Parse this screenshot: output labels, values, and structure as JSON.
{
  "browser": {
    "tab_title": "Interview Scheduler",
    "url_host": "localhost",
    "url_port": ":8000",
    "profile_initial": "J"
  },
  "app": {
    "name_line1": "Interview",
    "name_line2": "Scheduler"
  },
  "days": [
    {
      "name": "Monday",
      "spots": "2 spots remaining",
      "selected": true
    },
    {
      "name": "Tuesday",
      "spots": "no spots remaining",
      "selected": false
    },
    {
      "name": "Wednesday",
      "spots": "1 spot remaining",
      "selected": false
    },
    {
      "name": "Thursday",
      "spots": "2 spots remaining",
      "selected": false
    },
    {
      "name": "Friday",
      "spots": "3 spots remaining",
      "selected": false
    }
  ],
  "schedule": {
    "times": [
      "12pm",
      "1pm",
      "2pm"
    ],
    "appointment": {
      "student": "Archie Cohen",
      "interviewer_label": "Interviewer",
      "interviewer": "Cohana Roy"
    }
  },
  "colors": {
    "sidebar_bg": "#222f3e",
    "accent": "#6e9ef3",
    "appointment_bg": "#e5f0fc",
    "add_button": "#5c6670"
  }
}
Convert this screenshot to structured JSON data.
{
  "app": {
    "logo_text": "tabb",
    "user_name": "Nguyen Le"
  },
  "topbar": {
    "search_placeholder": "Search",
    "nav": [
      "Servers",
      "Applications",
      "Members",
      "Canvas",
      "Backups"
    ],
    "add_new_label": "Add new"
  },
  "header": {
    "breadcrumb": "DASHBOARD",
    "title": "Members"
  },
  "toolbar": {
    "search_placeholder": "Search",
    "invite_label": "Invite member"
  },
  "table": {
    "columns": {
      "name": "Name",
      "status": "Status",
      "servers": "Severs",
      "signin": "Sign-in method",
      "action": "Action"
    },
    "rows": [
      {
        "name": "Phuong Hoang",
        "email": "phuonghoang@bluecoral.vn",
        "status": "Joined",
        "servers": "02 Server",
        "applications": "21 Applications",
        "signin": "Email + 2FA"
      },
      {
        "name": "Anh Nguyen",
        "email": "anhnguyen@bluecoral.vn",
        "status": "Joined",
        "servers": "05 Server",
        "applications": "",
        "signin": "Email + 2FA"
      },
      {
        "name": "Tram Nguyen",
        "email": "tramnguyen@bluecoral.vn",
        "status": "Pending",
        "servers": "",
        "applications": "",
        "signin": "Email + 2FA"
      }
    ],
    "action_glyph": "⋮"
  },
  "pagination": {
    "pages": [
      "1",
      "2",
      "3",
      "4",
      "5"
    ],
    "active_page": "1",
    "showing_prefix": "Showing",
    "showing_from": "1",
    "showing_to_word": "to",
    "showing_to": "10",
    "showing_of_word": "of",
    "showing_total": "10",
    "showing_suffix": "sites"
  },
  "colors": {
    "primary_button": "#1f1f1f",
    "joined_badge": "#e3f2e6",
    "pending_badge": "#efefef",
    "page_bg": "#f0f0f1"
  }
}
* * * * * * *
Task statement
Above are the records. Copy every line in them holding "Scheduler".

Solution
    "tab_title": "Interview Scheduler",
    "name_line2": "Scheduler"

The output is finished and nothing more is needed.